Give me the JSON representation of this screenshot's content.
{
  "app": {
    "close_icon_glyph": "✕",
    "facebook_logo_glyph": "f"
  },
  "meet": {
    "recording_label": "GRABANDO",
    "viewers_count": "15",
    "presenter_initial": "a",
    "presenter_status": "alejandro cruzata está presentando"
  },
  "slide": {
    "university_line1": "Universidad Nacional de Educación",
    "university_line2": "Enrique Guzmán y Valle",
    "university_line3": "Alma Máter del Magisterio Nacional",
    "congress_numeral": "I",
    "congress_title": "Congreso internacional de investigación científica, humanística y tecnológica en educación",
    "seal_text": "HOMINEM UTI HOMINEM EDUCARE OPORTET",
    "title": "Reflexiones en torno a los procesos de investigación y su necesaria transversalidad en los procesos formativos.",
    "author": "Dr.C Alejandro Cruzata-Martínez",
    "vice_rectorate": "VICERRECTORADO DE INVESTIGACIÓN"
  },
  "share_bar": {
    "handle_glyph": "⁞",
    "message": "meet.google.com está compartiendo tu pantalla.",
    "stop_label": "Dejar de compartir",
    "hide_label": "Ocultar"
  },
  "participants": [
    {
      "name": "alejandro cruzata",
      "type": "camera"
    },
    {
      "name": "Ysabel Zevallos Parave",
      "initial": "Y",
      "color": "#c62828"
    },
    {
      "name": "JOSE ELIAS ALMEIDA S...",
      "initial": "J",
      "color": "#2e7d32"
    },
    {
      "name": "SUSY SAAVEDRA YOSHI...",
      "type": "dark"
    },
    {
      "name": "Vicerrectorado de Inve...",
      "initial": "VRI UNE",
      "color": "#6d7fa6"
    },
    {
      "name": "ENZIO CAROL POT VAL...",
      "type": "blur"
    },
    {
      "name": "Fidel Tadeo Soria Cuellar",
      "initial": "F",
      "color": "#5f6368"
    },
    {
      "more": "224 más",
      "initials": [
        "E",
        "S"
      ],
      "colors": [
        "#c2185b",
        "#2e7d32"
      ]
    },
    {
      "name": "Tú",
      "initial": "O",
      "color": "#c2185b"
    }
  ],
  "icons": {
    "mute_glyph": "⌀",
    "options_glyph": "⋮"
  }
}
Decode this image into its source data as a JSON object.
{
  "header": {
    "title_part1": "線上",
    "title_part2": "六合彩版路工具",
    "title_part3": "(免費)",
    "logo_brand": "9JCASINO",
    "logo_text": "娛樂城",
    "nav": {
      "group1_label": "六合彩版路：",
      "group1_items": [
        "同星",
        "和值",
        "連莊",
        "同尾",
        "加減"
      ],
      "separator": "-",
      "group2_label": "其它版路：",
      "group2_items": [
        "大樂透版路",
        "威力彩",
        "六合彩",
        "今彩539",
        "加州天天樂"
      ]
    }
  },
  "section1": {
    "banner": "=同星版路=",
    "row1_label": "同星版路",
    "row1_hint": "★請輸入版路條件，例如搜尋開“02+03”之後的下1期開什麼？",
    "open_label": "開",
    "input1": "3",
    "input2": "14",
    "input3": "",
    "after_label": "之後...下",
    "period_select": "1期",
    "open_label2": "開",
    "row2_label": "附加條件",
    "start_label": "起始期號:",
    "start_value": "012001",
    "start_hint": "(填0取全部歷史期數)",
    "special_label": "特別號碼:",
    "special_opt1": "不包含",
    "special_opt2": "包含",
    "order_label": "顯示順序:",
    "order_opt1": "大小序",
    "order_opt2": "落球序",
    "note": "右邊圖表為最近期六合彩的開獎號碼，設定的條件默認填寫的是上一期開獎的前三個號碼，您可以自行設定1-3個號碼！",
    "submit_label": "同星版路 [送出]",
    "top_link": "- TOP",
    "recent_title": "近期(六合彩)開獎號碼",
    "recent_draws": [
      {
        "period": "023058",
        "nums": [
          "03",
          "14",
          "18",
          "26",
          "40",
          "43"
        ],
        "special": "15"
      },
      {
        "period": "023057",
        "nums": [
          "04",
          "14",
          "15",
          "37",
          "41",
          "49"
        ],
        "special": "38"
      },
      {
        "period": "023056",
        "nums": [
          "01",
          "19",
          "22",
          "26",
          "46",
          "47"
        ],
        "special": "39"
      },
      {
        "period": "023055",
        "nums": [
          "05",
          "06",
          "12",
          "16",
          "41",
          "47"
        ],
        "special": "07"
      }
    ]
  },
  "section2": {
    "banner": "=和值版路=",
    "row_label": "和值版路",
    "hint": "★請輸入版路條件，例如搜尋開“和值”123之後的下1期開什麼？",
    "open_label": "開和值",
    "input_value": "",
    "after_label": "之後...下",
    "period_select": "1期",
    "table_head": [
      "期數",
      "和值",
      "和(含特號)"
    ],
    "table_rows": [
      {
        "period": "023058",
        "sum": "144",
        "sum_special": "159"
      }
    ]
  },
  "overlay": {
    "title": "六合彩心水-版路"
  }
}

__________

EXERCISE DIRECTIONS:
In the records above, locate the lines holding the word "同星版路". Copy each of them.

SOLUTION:
    "banner": "=同星版路=",
    "row1_label": "同星版路",
    "submit_label": "同星版路 [送出]",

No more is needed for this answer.